By Audrey Williams:
Last month, 58 world leaders convened in The Hague for the third Nuclear Security Summit (NSS). Building off progress made at previous summits in Seoul (2012) and Washington (2010), the 2014 NSS participating countries made commitments to reduce stockpiles of highly-enriched uranium (HEU) and weapons-grade plutonium (Pu), to secure other radioactive sources (such as cobalt-60 and strontium-90), and to increase international cooperation and information exchange.
The progress of the NSS process has been largely defined by two developments since the first summit in 2010: heightened international recognition of nuclear security and the reduction of national stockpiles of nuclear material (HEU and Pu). Since 2010, 12 countries have eliminated their stocks of nuclear material, while 15 additional countries have made progress toward reduction. Yet reduction of nuclear material-HEU especially-is regarded as the low-hanging fruit of nuclear security. Despite this effort, 25 countries still have enough nuclear material for a bomb, and other security efforts-such as physical security at nuclear sites and binding international standards-remain elusive.
For all of its progress, the NSS process cannot and will not be a panacea for global nuclear security. It is likely that the NSS process will end in 2016, the date of the next summit, which will again be held in the United States. While the NSS jumpstarted the global nuclear security conversation, other actors and initiatives will be tasked with sustaining it. Looking forward, the legacy of the summits is now a more pressing issue than the modest HEU removals touted as their most concrete success. At present, the most pressing need for nuclear security is a comprehensive global nuclear security regime. The NSS so far has failed to produce the internationally binding standards and monitoring mechanisms that would allow for a stronger global commitment to nuclear security. Actors around the summit are already beginning to discuss and assemble a global regime that would include these features. Yet such a regime can only be successful if it takes into account the needs, the priorities, and the capacity limitations of all governments.
Many nuclear obligations fall into a global security/development divide, pitting the priorities of developed countries against the priorities of developing countries. Nuclear security is no exception. For countries facing conventional armed conflict, poor public health, and widespread poverty, it is impractical and even irresponsible to divert financial and political resources toward nuclear security. Yet many developing countries-including nearly half of the states on the African continent-are considering peaceful nuclear power programs to meet their energy needs. In addition, developing countries are using peaceful nuclear technology provided by the IAEA’s Technical Cooperation (TC) program to address development challenges such as limited access to clean water, food insecurity and poor public health. These trends point toward the growing presence of nuclear technology and material in developing countries-and thus an increasing role for these countries in bettering nuclear security.
In an effort to create consensus, the list of countries invited to the NSS remains limited and prioritizes states where nuclear material is in use. Those developing countries invited to the summits are expected to return home and encourage their neighbors to implement the results.

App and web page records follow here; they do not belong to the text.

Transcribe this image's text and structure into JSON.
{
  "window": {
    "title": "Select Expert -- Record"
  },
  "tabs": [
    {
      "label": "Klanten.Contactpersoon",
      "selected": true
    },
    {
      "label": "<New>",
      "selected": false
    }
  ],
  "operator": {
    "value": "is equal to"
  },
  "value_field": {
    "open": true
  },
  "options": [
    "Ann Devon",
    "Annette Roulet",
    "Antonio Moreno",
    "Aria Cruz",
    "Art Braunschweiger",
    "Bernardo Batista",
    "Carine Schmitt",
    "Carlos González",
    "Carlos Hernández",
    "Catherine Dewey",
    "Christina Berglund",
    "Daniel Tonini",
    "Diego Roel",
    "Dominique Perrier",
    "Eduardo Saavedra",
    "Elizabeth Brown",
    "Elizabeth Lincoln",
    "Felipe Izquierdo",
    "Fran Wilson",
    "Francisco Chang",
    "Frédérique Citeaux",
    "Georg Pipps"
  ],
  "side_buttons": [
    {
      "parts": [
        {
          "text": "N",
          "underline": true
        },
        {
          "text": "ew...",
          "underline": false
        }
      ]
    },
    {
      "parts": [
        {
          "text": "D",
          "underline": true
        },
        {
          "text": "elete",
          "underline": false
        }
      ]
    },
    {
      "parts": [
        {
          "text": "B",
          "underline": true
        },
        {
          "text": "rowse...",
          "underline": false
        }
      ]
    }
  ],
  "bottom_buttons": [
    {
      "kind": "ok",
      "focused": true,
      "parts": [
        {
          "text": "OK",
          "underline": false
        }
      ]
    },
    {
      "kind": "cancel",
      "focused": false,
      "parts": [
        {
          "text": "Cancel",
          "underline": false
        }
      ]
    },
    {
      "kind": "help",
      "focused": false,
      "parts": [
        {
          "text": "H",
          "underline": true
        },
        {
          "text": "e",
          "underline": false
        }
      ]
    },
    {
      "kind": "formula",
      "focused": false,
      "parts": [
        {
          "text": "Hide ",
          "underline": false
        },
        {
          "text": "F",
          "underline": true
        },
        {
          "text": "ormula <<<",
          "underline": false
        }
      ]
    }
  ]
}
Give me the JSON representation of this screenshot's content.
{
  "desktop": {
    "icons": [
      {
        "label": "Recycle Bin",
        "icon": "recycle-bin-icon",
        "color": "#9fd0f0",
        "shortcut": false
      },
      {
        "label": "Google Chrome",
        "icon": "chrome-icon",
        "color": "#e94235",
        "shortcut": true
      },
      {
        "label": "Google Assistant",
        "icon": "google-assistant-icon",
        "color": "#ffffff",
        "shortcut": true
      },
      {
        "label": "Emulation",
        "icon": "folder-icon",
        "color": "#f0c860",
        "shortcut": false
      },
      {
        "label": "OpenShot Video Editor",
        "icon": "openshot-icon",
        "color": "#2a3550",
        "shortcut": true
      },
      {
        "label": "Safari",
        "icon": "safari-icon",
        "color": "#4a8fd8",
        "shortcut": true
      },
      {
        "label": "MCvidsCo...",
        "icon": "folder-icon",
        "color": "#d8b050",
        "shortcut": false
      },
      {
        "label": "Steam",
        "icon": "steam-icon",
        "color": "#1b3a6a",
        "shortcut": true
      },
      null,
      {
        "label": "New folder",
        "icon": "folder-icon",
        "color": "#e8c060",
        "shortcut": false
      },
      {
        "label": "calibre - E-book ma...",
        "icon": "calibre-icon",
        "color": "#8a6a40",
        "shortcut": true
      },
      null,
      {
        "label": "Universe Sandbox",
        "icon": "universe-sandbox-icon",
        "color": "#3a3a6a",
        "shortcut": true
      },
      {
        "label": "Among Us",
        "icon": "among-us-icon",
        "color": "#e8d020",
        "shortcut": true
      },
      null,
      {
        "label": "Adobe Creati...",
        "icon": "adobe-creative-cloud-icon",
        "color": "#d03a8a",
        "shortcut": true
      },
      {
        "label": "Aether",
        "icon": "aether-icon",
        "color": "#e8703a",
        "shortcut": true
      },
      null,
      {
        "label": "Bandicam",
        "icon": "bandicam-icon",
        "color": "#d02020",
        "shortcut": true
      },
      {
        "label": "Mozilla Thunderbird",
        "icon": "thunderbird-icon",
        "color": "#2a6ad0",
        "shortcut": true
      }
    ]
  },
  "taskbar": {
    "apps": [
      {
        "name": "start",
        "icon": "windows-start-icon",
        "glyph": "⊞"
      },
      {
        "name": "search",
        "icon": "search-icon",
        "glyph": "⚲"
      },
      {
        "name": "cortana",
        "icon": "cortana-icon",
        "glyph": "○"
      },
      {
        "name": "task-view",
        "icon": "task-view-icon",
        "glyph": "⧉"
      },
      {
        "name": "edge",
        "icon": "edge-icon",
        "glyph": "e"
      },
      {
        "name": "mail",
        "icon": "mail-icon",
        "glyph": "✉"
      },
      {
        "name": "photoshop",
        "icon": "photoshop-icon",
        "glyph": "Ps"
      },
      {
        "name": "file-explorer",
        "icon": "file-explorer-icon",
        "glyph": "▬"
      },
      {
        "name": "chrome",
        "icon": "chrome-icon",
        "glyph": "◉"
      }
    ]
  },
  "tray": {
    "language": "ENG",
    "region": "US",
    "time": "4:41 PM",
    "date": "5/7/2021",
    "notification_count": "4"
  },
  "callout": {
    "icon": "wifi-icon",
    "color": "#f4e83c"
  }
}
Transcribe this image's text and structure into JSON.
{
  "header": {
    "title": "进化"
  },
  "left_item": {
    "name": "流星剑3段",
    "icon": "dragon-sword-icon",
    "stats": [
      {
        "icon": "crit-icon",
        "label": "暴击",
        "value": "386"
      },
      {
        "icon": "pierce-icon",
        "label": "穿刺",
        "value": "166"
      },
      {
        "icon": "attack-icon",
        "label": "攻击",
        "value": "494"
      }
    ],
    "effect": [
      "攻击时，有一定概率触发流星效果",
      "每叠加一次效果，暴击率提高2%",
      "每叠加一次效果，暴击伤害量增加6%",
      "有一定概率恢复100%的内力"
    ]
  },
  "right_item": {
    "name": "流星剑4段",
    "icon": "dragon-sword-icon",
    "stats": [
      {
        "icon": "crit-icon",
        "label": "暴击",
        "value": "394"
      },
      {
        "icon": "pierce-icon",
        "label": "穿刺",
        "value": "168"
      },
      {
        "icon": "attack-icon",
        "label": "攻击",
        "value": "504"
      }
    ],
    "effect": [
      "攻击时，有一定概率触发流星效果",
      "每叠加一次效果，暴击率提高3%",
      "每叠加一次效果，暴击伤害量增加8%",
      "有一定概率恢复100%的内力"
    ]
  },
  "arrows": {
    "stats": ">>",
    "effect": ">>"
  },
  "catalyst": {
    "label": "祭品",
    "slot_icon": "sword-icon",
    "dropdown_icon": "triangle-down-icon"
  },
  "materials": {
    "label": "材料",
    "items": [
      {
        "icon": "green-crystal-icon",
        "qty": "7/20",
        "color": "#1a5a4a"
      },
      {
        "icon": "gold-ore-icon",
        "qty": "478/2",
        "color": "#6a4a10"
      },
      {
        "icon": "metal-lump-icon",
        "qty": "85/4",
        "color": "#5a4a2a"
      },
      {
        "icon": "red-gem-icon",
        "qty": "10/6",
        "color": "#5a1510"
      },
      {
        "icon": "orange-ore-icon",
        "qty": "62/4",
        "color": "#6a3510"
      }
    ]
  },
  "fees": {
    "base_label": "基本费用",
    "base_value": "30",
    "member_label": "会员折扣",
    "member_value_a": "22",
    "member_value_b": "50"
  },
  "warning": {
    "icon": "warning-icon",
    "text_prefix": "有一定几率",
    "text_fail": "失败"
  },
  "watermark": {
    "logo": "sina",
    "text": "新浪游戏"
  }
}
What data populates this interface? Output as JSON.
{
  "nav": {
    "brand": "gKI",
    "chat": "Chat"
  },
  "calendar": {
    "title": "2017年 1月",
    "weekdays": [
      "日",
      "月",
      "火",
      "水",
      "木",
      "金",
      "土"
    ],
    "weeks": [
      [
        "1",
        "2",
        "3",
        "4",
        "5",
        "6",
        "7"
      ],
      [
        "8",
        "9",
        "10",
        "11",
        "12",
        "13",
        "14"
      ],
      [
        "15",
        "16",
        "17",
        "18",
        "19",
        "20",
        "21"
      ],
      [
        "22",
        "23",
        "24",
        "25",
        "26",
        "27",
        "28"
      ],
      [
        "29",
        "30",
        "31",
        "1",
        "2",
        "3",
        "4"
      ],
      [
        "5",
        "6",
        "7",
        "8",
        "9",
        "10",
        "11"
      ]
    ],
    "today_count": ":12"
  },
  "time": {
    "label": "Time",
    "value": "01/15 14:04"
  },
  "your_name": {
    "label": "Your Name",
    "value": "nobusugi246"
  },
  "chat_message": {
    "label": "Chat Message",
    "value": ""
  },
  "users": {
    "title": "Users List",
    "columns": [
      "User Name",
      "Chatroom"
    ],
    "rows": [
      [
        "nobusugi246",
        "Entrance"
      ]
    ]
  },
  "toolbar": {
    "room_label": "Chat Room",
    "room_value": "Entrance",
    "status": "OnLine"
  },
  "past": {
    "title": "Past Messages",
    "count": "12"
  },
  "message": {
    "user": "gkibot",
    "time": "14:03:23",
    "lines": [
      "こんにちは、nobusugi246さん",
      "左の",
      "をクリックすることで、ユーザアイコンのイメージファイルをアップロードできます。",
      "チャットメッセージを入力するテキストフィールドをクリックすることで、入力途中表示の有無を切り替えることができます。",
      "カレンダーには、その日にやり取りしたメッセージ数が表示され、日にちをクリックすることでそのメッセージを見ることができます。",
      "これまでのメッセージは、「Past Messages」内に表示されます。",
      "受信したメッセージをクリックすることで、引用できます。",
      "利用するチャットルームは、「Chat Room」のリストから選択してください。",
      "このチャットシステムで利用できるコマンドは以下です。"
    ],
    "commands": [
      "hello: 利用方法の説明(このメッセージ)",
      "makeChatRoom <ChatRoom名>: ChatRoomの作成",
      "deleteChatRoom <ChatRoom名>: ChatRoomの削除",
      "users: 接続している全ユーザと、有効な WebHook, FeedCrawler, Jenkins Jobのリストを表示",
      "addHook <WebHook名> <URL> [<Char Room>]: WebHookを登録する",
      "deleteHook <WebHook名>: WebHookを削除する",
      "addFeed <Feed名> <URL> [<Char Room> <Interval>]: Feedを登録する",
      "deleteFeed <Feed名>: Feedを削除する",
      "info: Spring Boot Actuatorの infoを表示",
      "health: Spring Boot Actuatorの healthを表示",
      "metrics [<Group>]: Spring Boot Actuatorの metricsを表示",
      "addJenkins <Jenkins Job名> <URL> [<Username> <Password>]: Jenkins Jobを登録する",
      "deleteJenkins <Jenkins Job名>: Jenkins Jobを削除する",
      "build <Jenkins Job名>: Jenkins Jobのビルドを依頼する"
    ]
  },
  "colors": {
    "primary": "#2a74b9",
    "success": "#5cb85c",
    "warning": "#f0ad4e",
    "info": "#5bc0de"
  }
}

However, increased nuclear security going forward will require direct engagement with all states in the developing world as well as strategies that match nuclear security aspirations with efforts to meet other security and development challenges. The IAEA can be a central actor in this engagement. It boasts near universal membership and already has established relationships with the developing world based on its TC program. Yet the IAEA’s activities and departments remain siloed; a country’s relationship based on interactions with the TC program will not automatically lead to greater cooperation with other IAEA departments (such as safeguards and safety and security). Perceptions of the IAEA’s work are also siloed. While the IAEA is seen as a central actor in shaping and carrying out the legacy of the NSS process, developed countries tend to see the IAEA foremost as a security actor. However, developing countries engage primarily with the Agency on development-not security-terms. As the global nuclear security regime takes shape and the NSS process winds to a close, discussions around the IAEA’s centrality must capitalize on its unique ability to engage the developing world if the Agency’s full potential is to be realized.
Translating existing, TC-based relationships between the IAEA and developing countries into nuclear security cooperation will require concerted efforts on the part of actors both inside and outside of the Agency. The IAEA can help engage the developing world and bring more countries into the global nuclear security conversation, but only if the current members of that conversation recognize the needs and priorities of the developing world. Building a truly global nuclear security regime requires the involvement of all countries. If a nuclear terrorism event would leave no country untouched, then the global nuclear security conversation can leave no country out.
Photo credit: Patrick Rasenberg via flickr